from the world's big
The community of microorganisms that live inside of your stomach is one of the most important markers of health, physically and psychologically.
Neuroscientists now think of the gut as a "second brain"; it independently controls your digestive processes and is in constant conversation with your main brain. What do they talk about? Depression, theorizes Dr Emeran Mayer.
We all feel things in our gut – intuitions that give us subtle physiological alerts, stress and anxiety that unsettle us, bad reactions to food, and conversely feelings of contentment from the right food, or flutters from an exciting experience.

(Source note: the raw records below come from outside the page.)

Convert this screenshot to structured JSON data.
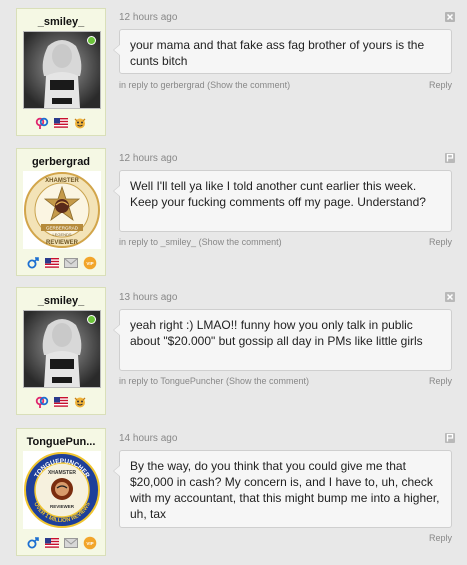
{
  "comments": [
    {
      "username": "_smiley_",
      "avatar_icon": "user-photo",
      "time": "12 hours ago",
      "action_icon": "close-icon",
      "text": "your mama and that fake ass fag brother of yours is the cunts bitch",
      "in_reply_to_prefix": "in reply to",
      "in_reply_to_user": "gerbergrad",
      "show_comment": "(Show the comment)",
      "reply": "Reply",
      "badges": [
        "couple-icon",
        "us-flag-icon",
        "friend-icon"
      ]
    },
    {
      "username": "gerbergrad",
      "avatar_icon": "xhamster-reviewer-badge",
      "time": "12 hours ago",
      "action_icon": "flag-icon",
      "text": "Well I'll tell ya like I told another cunt earlier this week. Keep your fucking comments off my page. Understand?",
      "in_reply_to_prefix": "in reply to",
      "in_reply_to_user": "_smiley_",
      "show_comment": "(Show the comment)",
      "reply": "Reply",
      "badges": [
        "male-icon",
        "us-flag-icon",
        "mail-icon",
        "vip-icon"
      ]
    },
    {
      "username": "_smiley_",
      "avatar_icon": "user-photo",
      "time": "13 hours ago",
      "action_icon": "close-icon",
      "text": "yeah right :) LMAO!! funny how you only talk in public about \"$20.000\" but gossip all day in PMs like little girls",
      "in_reply_to_prefix": "in reply to",
      "in_reply_to_user": "TonguePuncher",
      "show_comment": "(Show the comment)",
      "reply": "Reply",
      "badges": [
        "couple-icon",
        "us-flag-icon",
        "friend-icon"
      ]
    },
    {
      "username": "TonguePun...",
      "avatar_icon": "tonguepuncher-reviews-badge",
      "time": "14 hours ago",
      "action_icon": "flag-icon",
      "text": "By the way, do you think that you could give me that $20,000 in cash? My concern is, and I have to, uh, check with my accountant, that this might bump me into a higher, uh, tax",
      "in_reply_to_prefix": "",
      "in_reply_to_user": "",
      "show_comment": "",
      "reply": "Reply",
      "badges": [
        "male-icon",
        "us-flag-icon",
        "mail-icon",
        "vip-icon"
      ]
    }
  ],
  "badge_text": {
    "gerbergrad_top": "XHAMSTER",
    "gerbergrad_name": "GERBERGRAD",
    "gerbergrad_rank": "LEGENDS",
    "gerbergrad_bottom": "REVIEWER",
    "tp_top": "TONGUEPUNCHER",
    "tp_mid": "XHAMSTER",
    "tp_reviewer": "REVIEWER",
    "tp_bottom": "OVER 1 MILLION REVIEWS",
    "vip": "VIP"
  },
  "colors": {
    "card_bg": "#f5f8e4",
    "bubble_bg": "#f6f6f6",
    "meta_text": "#888888",
    "online": "#6cc33b"
  }
}
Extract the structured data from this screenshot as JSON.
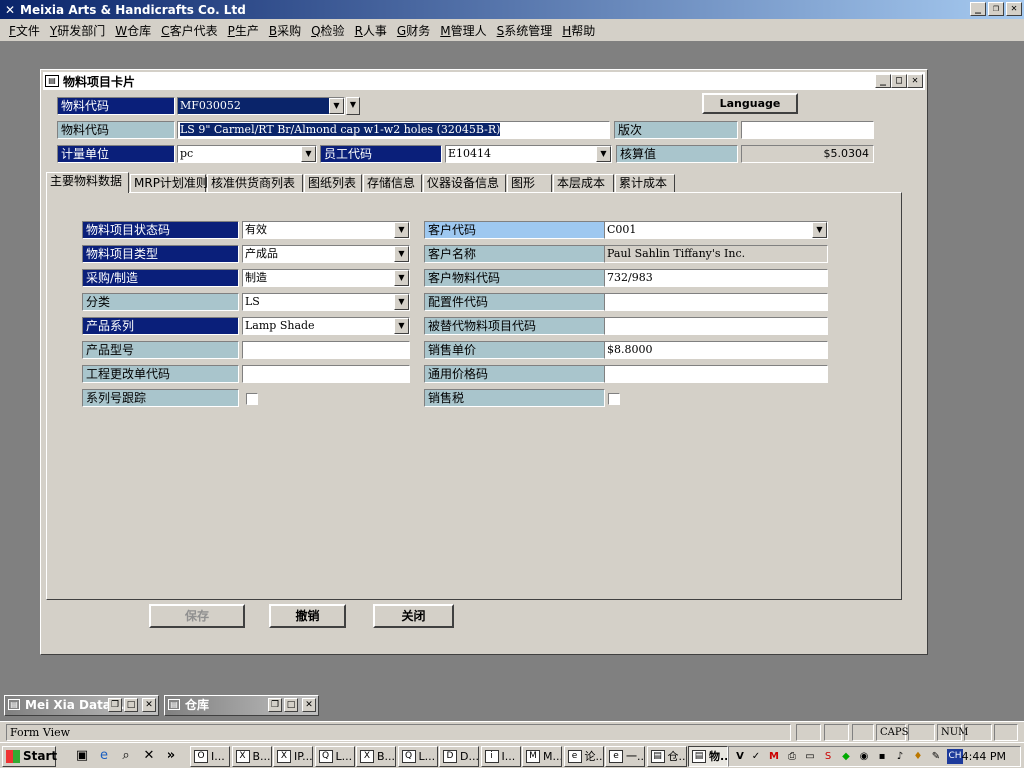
{
  "app": {
    "title": "Meixia Arts & Handicrafts Co. Ltd",
    "window_buttons": [
      "_",
      "❐",
      "✕"
    ]
  },
  "menu": [
    {
      "key": "F",
      "label": "文件"
    },
    {
      "key": "Y",
      "label": "研发部门"
    },
    {
      "key": "W",
      "label": "仓库"
    },
    {
      "key": "C",
      "label": "客户代表"
    },
    {
      "key": "P",
      "label": "生产"
    },
    {
      "key": "B",
      "label": "采购"
    },
    {
      "key": "Q",
      "label": "检验"
    },
    {
      "key": "R",
      "label": "人事"
    },
    {
      "key": "G",
      "label": "财务"
    },
    {
      "key": "M",
      "label": "管理人"
    },
    {
      "key": "S",
      "label": "系统管理"
    },
    {
      "key": "H",
      "label": "帮助"
    }
  ],
  "form": {
    "title": "物料项目卡片",
    "language_button": "Language",
    "header": {
      "item_code_label": "物料代码",
      "item_code_value": "MF030052",
      "description_label": "物料代码",
      "description_value": "LS  9\" Carmel/RT Br/Almond cap w1-w2 holes (32045B-R)",
      "revision_label": "版次",
      "revision_value": "",
      "uom_label": "计量单位",
      "uom_value": "pc",
      "employee_label": "员工代码",
      "employee_value": "E10414",
      "cost_label": "核算值",
      "cost_value": "$5.0304"
    },
    "tabs": [
      {
        "label": "主要物料数据",
        "active": true
      },
      {
        "label": "MRP计划准则"
      },
      {
        "label": "核准供货商列表"
      },
      {
        "label": "图纸列表"
      },
      {
        "label": "存储信息"
      },
      {
        "label": "仪器设备信息"
      },
      {
        "label": "图形"
      },
      {
        "label": "本层成本"
      },
      {
        "label": "累计成本"
      }
    ],
    "left_fields": [
      {
        "label": "物料项目状态码",
        "value": "有效",
        "style": "dark",
        "dropdown": true
      },
      {
        "label": "物料项目类型",
        "value": "产成品",
        "style": "dark",
        "dropdown": true
      },
      {
        "label": "采购/制造",
        "value": "制造",
        "style": "dark",
        "dropdown": true
      },
      {
        "label": "分类",
        "value": "LS",
        "style": "light",
        "dropdown": true
      },
      {
        "label": "产品系列",
        "value": "Lamp Shade",
        "style": "dark",
        "dropdown": true
      },
      {
        "label": "产品型号",
        "value": "",
        "style": "light",
        "dropdown": false
      },
      {
        "label": "工程更改单代码",
        "value": "",
        "style": "light",
        "dropdown": false
      },
      {
        "label": "系列号跟踪",
        "value": "",
        "style": "light",
        "checkbox": true
      }
    ],
    "right_fields": [
      {
        "label": "客户代码",
        "value": "C001",
        "style": "sky",
        "dropdown": true
      },
      {
        "label": "客户名称",
        "value": "Paul Sahlin Tiffany's Inc.",
        "style": "light",
        "readonly": true
      },
      {
        "label": "客户物料代码",
        "value": "732/983",
        "style": "light"
      },
      {
        "label": "配置件代码",
        "value": "",
        "style": "light"
      },
      {
        "label": "被替代物料项目代码",
        "value": "",
        "style": "light"
      },
      {
        "label": "销售单价",
        "value": "$8.8000",
        "style": "light"
      },
      {
        "label": "通用价格码",
        "value": "",
        "style": "light"
      },
      {
        "label": "销售税",
        "value": "",
        "style": "light",
        "checkbox": true
      }
    ],
    "buttons": {
      "save": "保存",
      "undo": "撤销",
      "close": "关闭"
    }
  },
  "minimized": [
    {
      "title": "Mei Xia Data..."
    },
    {
      "title": "仓库"
    }
  ],
  "status": {
    "text": "Form View",
    "caps": "CAPS",
    "num": "NUM"
  },
  "taskbar": {
    "start": "Start",
    "tasks": [
      {
        "icon": "O",
        "label": "I..."
      },
      {
        "icon": "X",
        "label": "B..."
      },
      {
        "icon": "X",
        "label": "IP..."
      },
      {
        "icon": "Q",
        "label": "L..."
      },
      {
        "icon": "X",
        "label": "B..."
      },
      {
        "icon": "Q",
        "label": "L..."
      },
      {
        "icon": "D",
        "label": "D..."
      },
      {
        "icon": "i",
        "label": "I..."
      },
      {
        "icon": "M",
        "label": "M..."
      },
      {
        "icon": "e",
        "label": "论..."
      },
      {
        "icon": "e",
        "label": "一..."
      },
      {
        "icon": "▤",
        "label": "仓..."
      },
      {
        "icon": "▤",
        "label": "物..."
      }
    ],
    "tray_lang": "CH",
    "clock": "4:44 PM"
  }
}
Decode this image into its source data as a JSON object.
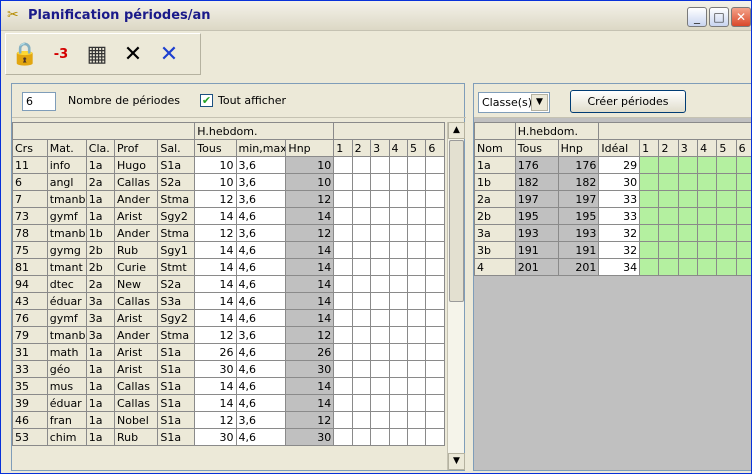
{
  "window": {
    "title": "Planification périodes/an",
    "min_label": "_",
    "max_label": "□",
    "close_label": "✕"
  },
  "toolbar": [
    {
      "name": "lock-icon",
      "glyph": "🔒"
    },
    {
      "name": "minus3-icon",
      "glyph": "-3"
    },
    {
      "name": "calculator-icon",
      "glyph": "▦"
    },
    {
      "name": "cross-black-icon",
      "glyph": "✕"
    },
    {
      "name": "cross-blue-icon",
      "glyph": "✕"
    }
  ],
  "left": {
    "period_count": "6",
    "period_count_label": "Nombre de périodes",
    "show_all_label": "Tout afficher",
    "show_all_checked": true,
    "group_header": "H.hebdom.",
    "headers": [
      "Crs",
      "Mat.",
      "Cla.",
      "Prof",
      "Sal.",
      "Tous",
      "min,max",
      "Hnp",
      "1",
      "2",
      "3",
      "4",
      "5",
      "6"
    ],
    "rows": [
      [
        "11",
        "info",
        "1a",
        "Hugo",
        "S1a",
        "10",
        "3,6",
        "10"
      ],
      [
        "6",
        "angl",
        "2a",
        "Callas",
        "S2a",
        "10",
        "3,6",
        "10"
      ],
      [
        "7",
        "tmanb",
        "1a",
        "Ander",
        "Stma",
        "12",
        "3,6",
        "12"
      ],
      [
        "73",
        "gymf",
        "1a",
        "Arist",
        "Sgy2",
        "14",
        "4,6",
        "14"
      ],
      [
        "78",
        "tmanb",
        "1b",
        "Ander",
        "Stma",
        "12",
        "3,6",
        "12"
      ],
      [
        "75",
        "gymg",
        "2b",
        "Rub",
        "Sgy1",
        "14",
        "4,6",
        "14"
      ],
      [
        "81",
        "tmant",
        "2b",
        "Curie",
        "Stmt",
        "14",
        "4,6",
        "14"
      ],
      [
        "94",
        "dtec",
        "2a",
        "New",
        "S2a",
        "14",
        "4,6",
        "14"
      ],
      [
        "43",
        "éduar",
        "3a",
        "Callas",
        "S3a",
        "14",
        "4,6",
        "14"
      ],
      [
        "76",
        "gymf",
        "3a",
        "Arist",
        "Sgy2",
        "14",
        "4,6",
        "14"
      ],
      [
        "79",
        "tmanb",
        "3a",
        "Ander",
        "Stma",
        "12",
        "3,6",
        "12"
      ],
      [
        "31",
        "math",
        "1a",
        "Arist",
        "S1a",
        "26",
        "4,6",
        "26"
      ],
      [
        "33",
        "géo",
        "1a",
        "Arist",
        "S1a",
        "30",
        "4,6",
        "30"
      ],
      [
        "35",
        "mus",
        "1a",
        "Callas",
        "S1a",
        "14",
        "4,6",
        "14"
      ],
      [
        "39",
        "éduar",
        "1a",
        "Callas",
        "S1a",
        "14",
        "4,6",
        "14"
      ],
      [
        "46",
        "fran",
        "1a",
        "Nobel",
        "S1a",
        "12",
        "3,6",
        "12"
      ],
      [
        "53",
        "chim",
        "1a",
        "Rub",
        "S1a",
        "30",
        "4,6",
        "30"
      ]
    ]
  },
  "right": {
    "class_select": "Classe(s)",
    "create_button": "Créer périodes",
    "group_header": "H.hebdom.",
    "headers": [
      "Nom",
      "Tous",
      "Hnp",
      "Idéal",
      "1",
      "2",
      "3",
      "4",
      "5",
      "6"
    ],
    "rows": [
      [
        "1a",
        "176",
        "176",
        "29"
      ],
      [
        "1b",
        "182",
        "182",
        "30"
      ],
      [
        "2a",
        "197",
        "197",
        "33"
      ],
      [
        "2b",
        "195",
        "195",
        "33"
      ],
      [
        "3a",
        "193",
        "193",
        "32"
      ],
      [
        "3b",
        "191",
        "191",
        "32"
      ],
      [
        "4",
        "201",
        "201",
        "34"
      ]
    ]
  },
  "colors": {
    "title_text": "#1a1a8a",
    "green_cell": "#b4f0a0",
    "gray_cell": "#c0c0c0",
    "header_bg": "#ece9d8"
  }
}
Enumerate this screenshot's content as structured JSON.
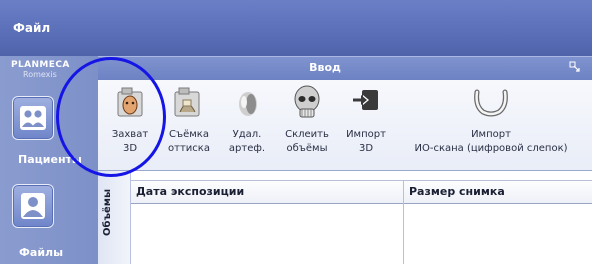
{
  "menu": {
    "file": "Файл"
  },
  "logo": {
    "brand": "PLANMECA",
    "product": "Romexis"
  },
  "nav": {
    "patients": {
      "label": "Пациенты",
      "icon": "patients-icon"
    },
    "files": {
      "label": "Файлы",
      "icon": "files-icon"
    }
  },
  "ribbon": {
    "title": "Ввод",
    "launcher_icon": "dialog-launcher-icon",
    "tools": [
      {
        "line1": "Захват",
        "line2": "3D",
        "icon": "capture-3d-icon"
      },
      {
        "line1": "Съёмка",
        "line2": "оттиска",
        "icon": "impression-scan-icon"
      },
      {
        "line1": "Удал.",
        "line2": "артеф.",
        "icon": "remove-artifacts-icon"
      },
      {
        "line1": "Склеить",
        "line2": "объёмы",
        "icon": "stitch-volumes-icon"
      },
      {
        "line1": "Импорт",
        "line2": "3D",
        "icon": "import-3d-icon"
      },
      {
        "line1": "Импорт",
        "line2": "ИО-скана (цифровой слепок)",
        "icon": "import-io-scan-icon"
      }
    ]
  },
  "table": {
    "side_tab": "Объёмы",
    "columns": [
      "Дата экспозиции",
      "Размер снимка"
    ]
  },
  "colors": {
    "menubar": "#5b70b9",
    "ribbon_header": "#7388c8",
    "annotation": "#1515e6"
  }
}
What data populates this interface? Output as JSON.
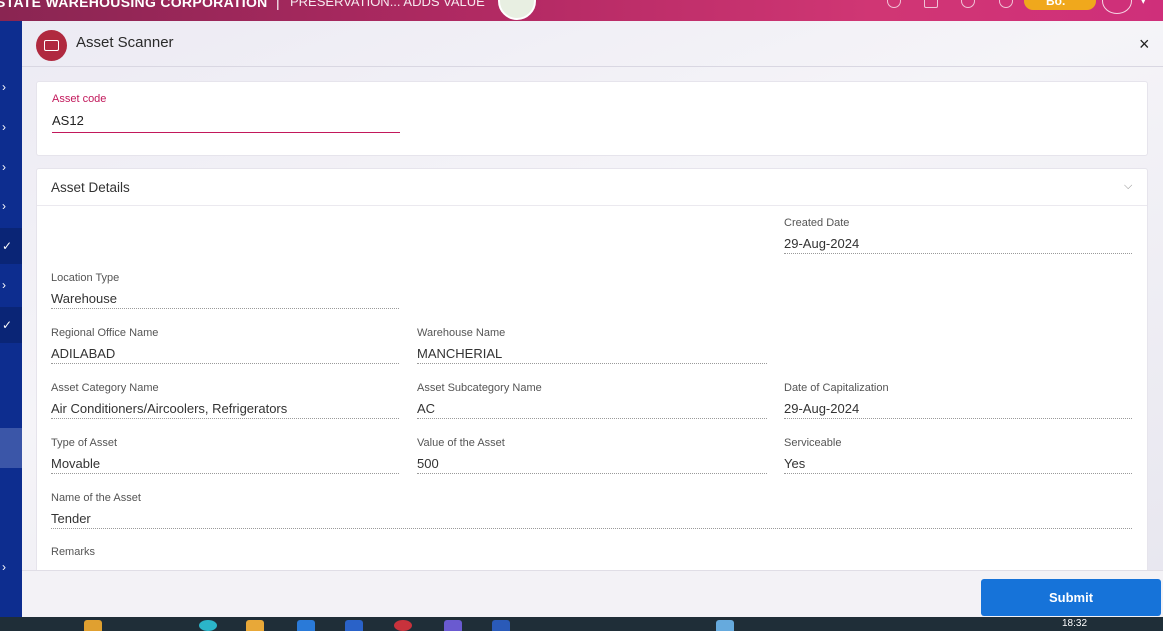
{
  "header": {
    "org_name": "STATE WAREHOUSING CORPORATION",
    "separator": "|",
    "tagline": "PRESERVATION... ADDS VALUE",
    "badge_text": "Bo.",
    "caret": "▾"
  },
  "sidebar": {
    "chevrons": [
      "›",
      "›",
      "›",
      "›",
      "✓",
      "›",
      "✓",
      "›"
    ]
  },
  "modal": {
    "title": "Asset Scanner",
    "close_icon": "×",
    "asset_code": {
      "label": "Asset code",
      "value": "AS12"
    },
    "details": {
      "title": "Asset Details",
      "chevron": "⌵",
      "fields": {
        "created_date": {
          "label": "Created Date",
          "value": "29-Aug-2024"
        },
        "location_type": {
          "label": "Location Type",
          "value": "Warehouse"
        },
        "regional_office": {
          "label": "Regional Office Name",
          "value": "ADILABAD"
        },
        "warehouse_name": {
          "label": "Warehouse Name",
          "value": "MANCHERIAL"
        },
        "asset_category": {
          "label": "Asset Category Name",
          "value": "Air Conditioners/Aircoolers, Refrigerators"
        },
        "asset_subcategory": {
          "label": "Asset Subcategory Name",
          "value": "AC"
        },
        "date_of_capitalization": {
          "label": "Date of Capitalization",
          "value": "29-Aug-2024"
        },
        "type_of_asset": {
          "label": "Type of Asset",
          "value": "Movable"
        },
        "value_of_asset": {
          "label": "Value of the Asset",
          "value": "500"
        },
        "serviceable": {
          "label": "Serviceable",
          "value": "Yes"
        },
        "name_of_asset": {
          "label": "Name of the Asset",
          "value": "Tender"
        },
        "remarks": {
          "label": "Remarks"
        }
      }
    },
    "submit_label": "Submit"
  },
  "taskbar": {
    "clock": "18:32",
    "icon_colors": [
      "#e0a030",
      "#2bb5c9",
      "#e8a838",
      "#2a7ad8",
      "#2a62c8",
      "#c8323c",
      "#6a5ad0",
      "#2a5ab8",
      "#66aadd"
    ]
  }
}
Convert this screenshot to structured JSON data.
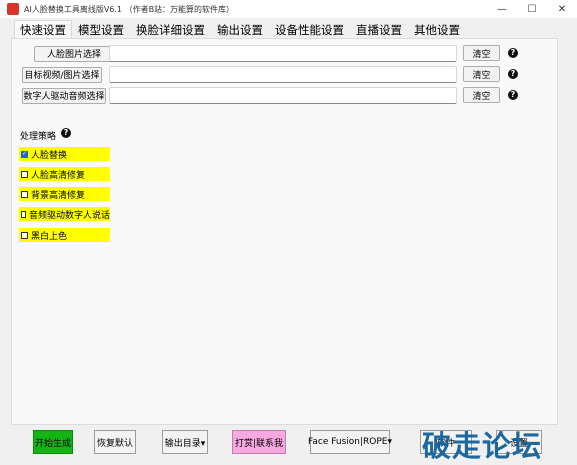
{
  "window": {
    "title": "AI人脸替换工具离线版V6.1 （作者B站：万能算的软件库）",
    "controls": {
      "minimize": "—",
      "maximize": "☐",
      "close": "✕"
    }
  },
  "tabs": [
    "快速设置",
    "模型设置",
    "换脸详细设置",
    "输出设置",
    "设备性能设置",
    "直播设置",
    "其他设置"
  ],
  "file_rows": [
    {
      "button": "人脸图片选择",
      "value": "",
      "clear": "清空",
      "help": "?"
    },
    {
      "button": "目标视频/图片选择",
      "value": "",
      "clear": "清空",
      "help": "?"
    },
    {
      "button": "数字人驱动音频选择",
      "value": "",
      "clear": "清空",
      "help": "?"
    }
  ],
  "strategy": {
    "label": "处理策略",
    "help": "?",
    "options": [
      {
        "label": "人脸替换",
        "checked": true
      },
      {
        "label": "人脸高清修复",
        "checked": false
      },
      {
        "label": "背景高清修复",
        "checked": false
      },
      {
        "label": "音频驱动数字人说话",
        "checked": false
      },
      {
        "label": "黑白上色",
        "checked": false
      }
    ]
  },
  "bottom": {
    "start": "开始生成",
    "reset": "恢复默认",
    "output_dir": "输出目录▾",
    "donate": "打赏|联系我",
    "engine": "Face Fusion|ROPE▾",
    "other": "软件",
    "other2": "设置"
  },
  "watermark": "破走论坛",
  "colors": {
    "highlight_yellow": "#ffff00",
    "start_button": "#16b316",
    "donate_button": "#f7a8e0",
    "watermark": "#0d5d99"
  }
}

But according to Dr Emeran Mayer, what we feel is just a small fraction of what’s going on in a region of our body that is still quite mysterious – even to the experts.